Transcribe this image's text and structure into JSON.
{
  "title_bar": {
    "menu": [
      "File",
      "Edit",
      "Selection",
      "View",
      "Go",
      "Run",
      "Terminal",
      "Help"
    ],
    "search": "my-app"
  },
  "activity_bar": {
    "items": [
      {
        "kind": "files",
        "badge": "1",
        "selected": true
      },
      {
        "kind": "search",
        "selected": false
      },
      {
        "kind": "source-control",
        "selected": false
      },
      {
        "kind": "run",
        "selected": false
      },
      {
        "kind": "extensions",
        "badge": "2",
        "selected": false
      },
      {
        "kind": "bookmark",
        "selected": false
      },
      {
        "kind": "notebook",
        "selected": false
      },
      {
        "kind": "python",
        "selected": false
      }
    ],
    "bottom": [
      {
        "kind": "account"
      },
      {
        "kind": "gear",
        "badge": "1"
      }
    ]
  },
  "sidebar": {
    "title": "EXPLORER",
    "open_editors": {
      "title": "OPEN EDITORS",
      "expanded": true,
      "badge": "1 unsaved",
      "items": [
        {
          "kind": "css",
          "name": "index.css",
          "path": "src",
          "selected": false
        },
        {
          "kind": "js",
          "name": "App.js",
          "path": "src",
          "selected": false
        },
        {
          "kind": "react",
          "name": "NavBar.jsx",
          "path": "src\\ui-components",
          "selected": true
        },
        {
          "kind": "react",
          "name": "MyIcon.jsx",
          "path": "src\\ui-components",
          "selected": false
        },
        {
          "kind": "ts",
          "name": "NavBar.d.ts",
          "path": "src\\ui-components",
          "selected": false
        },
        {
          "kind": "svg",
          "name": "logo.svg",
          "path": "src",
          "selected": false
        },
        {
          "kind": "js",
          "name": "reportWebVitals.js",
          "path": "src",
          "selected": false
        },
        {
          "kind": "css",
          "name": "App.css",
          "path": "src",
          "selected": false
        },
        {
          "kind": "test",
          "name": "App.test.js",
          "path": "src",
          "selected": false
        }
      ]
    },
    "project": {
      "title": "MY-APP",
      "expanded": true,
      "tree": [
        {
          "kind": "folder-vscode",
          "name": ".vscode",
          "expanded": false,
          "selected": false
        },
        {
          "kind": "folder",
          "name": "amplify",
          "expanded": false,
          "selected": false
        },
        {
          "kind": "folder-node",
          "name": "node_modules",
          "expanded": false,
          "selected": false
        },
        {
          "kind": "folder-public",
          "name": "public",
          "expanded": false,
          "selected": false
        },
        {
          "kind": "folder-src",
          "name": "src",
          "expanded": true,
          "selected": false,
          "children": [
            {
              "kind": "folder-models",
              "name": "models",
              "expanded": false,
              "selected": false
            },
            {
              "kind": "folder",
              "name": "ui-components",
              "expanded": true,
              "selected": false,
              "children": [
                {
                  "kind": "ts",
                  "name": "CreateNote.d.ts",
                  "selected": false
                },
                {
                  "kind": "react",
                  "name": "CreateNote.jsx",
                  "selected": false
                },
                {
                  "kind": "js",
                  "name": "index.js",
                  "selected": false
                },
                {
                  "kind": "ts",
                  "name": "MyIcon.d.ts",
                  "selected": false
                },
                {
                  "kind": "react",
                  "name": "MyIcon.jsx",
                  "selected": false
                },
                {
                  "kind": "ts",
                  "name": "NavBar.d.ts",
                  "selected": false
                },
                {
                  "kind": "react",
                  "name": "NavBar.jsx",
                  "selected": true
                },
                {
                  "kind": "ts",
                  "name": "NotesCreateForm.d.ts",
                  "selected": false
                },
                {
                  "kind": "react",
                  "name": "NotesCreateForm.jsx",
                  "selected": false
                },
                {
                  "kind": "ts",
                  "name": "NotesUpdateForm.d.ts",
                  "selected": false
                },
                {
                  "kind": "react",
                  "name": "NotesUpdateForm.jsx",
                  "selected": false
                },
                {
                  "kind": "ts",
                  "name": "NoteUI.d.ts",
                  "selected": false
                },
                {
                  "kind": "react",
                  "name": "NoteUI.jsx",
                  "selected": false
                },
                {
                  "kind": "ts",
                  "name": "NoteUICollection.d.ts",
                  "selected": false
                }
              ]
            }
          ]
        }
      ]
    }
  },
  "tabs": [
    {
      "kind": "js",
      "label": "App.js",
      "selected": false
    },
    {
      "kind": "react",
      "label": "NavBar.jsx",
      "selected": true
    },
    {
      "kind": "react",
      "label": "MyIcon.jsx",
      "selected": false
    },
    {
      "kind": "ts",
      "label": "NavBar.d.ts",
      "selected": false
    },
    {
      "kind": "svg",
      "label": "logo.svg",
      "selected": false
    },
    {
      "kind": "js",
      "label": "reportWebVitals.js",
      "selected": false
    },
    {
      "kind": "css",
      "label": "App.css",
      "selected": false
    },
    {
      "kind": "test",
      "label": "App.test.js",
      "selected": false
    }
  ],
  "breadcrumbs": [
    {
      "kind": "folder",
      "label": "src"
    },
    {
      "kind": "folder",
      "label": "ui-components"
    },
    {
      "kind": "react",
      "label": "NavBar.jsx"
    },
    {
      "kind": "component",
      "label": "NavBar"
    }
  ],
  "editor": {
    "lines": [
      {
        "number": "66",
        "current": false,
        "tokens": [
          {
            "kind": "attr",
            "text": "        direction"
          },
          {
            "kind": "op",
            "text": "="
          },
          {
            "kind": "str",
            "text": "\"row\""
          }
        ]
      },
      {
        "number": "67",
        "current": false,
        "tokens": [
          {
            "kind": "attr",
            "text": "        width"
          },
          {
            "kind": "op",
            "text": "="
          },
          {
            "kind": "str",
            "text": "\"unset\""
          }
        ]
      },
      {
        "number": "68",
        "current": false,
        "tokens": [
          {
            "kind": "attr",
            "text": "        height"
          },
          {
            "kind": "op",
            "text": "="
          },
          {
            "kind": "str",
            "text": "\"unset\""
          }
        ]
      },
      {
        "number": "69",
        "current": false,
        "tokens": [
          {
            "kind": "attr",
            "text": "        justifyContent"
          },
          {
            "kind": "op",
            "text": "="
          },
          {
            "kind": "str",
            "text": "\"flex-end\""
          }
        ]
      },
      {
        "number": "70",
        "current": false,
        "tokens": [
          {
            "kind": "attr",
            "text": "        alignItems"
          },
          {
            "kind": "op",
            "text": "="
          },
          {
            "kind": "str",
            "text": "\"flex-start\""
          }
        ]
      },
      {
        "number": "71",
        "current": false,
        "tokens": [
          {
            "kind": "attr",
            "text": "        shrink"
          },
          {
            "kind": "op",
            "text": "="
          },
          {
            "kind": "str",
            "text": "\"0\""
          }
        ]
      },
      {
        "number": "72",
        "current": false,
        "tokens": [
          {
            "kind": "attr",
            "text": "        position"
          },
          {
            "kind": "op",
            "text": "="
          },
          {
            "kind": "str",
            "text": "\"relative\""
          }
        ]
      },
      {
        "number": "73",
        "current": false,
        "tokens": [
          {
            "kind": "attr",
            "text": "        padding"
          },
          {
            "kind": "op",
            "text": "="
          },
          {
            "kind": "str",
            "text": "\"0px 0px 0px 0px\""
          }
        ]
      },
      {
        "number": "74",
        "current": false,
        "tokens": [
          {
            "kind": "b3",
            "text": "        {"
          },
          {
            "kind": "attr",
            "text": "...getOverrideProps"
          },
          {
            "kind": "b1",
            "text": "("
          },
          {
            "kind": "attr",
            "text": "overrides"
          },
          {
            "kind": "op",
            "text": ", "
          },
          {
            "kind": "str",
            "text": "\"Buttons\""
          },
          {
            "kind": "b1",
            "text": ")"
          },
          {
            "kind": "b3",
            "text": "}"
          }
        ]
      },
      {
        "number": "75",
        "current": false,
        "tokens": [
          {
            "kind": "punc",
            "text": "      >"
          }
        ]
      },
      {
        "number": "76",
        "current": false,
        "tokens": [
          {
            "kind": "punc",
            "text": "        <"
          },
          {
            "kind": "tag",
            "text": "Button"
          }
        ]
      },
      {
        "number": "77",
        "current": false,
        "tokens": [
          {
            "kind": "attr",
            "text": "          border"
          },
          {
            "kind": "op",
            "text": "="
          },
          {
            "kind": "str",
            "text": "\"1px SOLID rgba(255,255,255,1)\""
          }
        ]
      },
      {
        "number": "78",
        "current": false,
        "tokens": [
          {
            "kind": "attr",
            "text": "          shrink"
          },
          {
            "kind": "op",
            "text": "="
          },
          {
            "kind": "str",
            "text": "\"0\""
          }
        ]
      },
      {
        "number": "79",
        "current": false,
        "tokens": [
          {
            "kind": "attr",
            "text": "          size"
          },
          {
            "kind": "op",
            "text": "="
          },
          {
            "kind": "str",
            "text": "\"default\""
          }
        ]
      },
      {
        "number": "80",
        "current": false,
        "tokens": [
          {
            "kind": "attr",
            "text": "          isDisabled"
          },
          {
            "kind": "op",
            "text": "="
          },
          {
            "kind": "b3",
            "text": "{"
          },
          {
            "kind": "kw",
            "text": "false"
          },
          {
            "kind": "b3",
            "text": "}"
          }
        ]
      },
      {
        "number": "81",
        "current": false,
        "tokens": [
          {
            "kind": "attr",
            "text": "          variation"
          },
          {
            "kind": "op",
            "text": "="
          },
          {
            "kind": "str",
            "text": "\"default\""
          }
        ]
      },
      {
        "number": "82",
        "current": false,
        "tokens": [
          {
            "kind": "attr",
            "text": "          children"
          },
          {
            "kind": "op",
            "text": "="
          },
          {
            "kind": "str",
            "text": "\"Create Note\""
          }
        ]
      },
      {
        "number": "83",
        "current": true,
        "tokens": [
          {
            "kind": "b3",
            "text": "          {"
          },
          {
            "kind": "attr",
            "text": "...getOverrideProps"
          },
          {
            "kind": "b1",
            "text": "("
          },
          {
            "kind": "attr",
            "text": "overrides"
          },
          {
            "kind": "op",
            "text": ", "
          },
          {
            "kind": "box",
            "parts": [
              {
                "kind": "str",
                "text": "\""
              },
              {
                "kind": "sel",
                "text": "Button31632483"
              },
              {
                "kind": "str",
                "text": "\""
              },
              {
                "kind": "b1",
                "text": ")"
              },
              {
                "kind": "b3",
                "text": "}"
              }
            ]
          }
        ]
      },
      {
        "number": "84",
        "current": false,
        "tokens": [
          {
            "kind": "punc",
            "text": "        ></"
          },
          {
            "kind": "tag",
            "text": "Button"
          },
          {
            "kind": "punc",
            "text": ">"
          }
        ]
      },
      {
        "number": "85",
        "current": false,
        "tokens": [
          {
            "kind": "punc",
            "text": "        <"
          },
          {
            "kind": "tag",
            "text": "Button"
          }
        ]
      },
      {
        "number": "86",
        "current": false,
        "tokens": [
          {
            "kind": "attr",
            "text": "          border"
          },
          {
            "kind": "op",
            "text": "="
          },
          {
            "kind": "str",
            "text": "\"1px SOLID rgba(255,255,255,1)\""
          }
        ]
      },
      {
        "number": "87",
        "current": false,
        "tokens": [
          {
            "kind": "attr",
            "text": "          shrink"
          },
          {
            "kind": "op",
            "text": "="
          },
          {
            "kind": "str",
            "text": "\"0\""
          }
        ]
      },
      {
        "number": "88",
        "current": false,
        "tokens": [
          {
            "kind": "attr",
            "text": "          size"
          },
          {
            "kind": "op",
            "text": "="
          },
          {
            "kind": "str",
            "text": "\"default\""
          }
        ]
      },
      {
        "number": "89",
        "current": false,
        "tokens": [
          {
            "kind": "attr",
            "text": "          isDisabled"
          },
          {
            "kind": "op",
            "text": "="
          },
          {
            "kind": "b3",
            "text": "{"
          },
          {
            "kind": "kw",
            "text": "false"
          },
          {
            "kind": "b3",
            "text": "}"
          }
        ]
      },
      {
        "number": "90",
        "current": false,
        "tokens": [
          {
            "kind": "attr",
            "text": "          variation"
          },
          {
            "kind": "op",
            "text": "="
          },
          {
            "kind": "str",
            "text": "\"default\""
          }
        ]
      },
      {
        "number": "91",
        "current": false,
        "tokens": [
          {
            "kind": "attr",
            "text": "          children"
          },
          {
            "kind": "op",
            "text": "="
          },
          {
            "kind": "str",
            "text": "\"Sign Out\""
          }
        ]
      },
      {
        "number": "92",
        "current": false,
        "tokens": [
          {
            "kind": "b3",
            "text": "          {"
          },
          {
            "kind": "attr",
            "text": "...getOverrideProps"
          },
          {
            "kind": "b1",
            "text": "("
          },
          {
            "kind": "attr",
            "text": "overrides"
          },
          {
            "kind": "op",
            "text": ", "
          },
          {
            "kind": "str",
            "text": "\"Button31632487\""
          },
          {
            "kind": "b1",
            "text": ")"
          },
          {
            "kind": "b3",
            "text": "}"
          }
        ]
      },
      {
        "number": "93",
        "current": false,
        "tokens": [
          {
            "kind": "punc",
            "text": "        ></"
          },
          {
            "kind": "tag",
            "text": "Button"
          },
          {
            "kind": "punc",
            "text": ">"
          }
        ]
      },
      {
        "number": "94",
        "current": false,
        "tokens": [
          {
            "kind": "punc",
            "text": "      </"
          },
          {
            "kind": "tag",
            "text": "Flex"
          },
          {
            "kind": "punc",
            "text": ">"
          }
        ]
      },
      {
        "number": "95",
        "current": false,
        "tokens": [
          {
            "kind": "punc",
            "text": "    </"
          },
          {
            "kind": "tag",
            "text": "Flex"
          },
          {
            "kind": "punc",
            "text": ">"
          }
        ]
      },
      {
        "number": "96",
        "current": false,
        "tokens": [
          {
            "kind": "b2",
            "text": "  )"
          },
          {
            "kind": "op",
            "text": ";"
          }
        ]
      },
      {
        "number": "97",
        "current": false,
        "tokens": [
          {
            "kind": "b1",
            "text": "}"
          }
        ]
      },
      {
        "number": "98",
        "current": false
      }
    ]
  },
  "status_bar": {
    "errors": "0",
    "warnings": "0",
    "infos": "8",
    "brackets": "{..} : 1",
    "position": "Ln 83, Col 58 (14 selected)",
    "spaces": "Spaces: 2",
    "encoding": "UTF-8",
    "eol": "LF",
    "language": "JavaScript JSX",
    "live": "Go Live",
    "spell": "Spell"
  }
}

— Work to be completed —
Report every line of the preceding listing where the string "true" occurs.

— Answer box —
        "selected": true
      "expanded": true,
          "selected": true
      "expanded": true,
          "expanded": true,
              "expanded": true,
                  "selected": true
      "selected": true
        "current": true,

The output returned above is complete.